To be frank, any exposition upon Arizona murderer Jared Lee Loughner’s life must start with a certain acknowledgment: He is not a sane man. I don’t mean this figuratively in the way public officials might use metaphor, such as when Barack Obama spoke of bringing a gun to a fight with Republicans (language against which his party now rails). No, if Loughner is not authentically insane, it’s hard to imagine who is.
Could you imagine a laptop battery that lasted for 500 hours? How about an electric car that boasts a range many times that of a gasoline vehicle? For that matter, think about environmental sensors that could be scattered into the air like dust and collect data. While the last thing might not exactly be what you want for Christmas, a breakthrough in energy production made by MIT researchers could make such technology a reality during the next few years.
Are chemicals in our environment masculinizing girls and feminizing boys?

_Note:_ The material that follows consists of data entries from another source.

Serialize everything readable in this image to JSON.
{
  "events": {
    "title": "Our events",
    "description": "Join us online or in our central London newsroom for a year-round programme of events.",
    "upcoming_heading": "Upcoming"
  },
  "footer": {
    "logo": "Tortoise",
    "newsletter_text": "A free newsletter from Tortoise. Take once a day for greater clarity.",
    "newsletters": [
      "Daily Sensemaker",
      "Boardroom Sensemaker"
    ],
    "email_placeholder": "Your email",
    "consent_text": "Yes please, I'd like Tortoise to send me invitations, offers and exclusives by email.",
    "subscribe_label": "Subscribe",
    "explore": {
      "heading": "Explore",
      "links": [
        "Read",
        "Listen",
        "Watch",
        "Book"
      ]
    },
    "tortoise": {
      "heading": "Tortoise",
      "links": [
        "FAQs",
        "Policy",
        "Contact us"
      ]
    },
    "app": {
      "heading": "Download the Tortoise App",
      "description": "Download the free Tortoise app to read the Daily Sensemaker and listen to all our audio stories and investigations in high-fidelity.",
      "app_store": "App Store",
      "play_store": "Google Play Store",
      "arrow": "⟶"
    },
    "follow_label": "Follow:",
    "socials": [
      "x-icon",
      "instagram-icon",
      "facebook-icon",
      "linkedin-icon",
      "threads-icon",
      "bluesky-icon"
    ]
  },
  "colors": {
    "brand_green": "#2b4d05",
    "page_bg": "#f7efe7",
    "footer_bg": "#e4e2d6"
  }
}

A growing body of scientific evidence suggests that this is the case, and one of the latest studies has linked exposure to a substance known as bisphenol A, or BPA, with aggressive behavior in girls.
In bold defiance of the global-warming agenda, India is making it known that it rejects the science underpinning anthropogenic (human caused) climate-change theory.
While I certainly look back with fondness on the “Greatest Generation,” I can’t help but think that the superlative applied to it may be unwarranted. They did weather the Great Depression and defeat the National Socialists, but they also greatly empowered international socialists. These would be people such as Franklin Delano Roosevelt, who gave the big-government ball American history’s hardest push and made constitutional trespass an art form. And then there is something else: If we believe the truest measure of a person is how he raises his children, we should note that WWII-era Americans gave us Generation Zero.
If art imitates life, then life is starting to seem an awful lot like death. This occurs to me when I think about Bruno, the latest film disgorged by English comedian Sacha Baron Cohen.
Sad though it is, man has seldom had much trouble killing his youngest fellows. If the ancient Spartans perceived any imperfection in a child, for instance, they would “expose” him, which amounted to leaving the child somewhere, perhaps a hillside, to die.
As I was listening to Michael Savage’s radio show no more than a year ago, I heard something that might have caused his faithful listeners to scurry for the anti-depressants. (That is, if the host weren’t so steadfast in counseling against their use.) Dejected over his unfair inclusion on a list of individuals banned from travel to Britain, Savage expressed an intention to leave the airwaves in the not-too-distant future. Since then, however, certain events have changed his mind. Not the least of these, I believe, is his desire to fight the good fight against the statist advance under the Obama administration. And the result of this patriotic motivation is his latest book Trickle Up Poverty (TUP).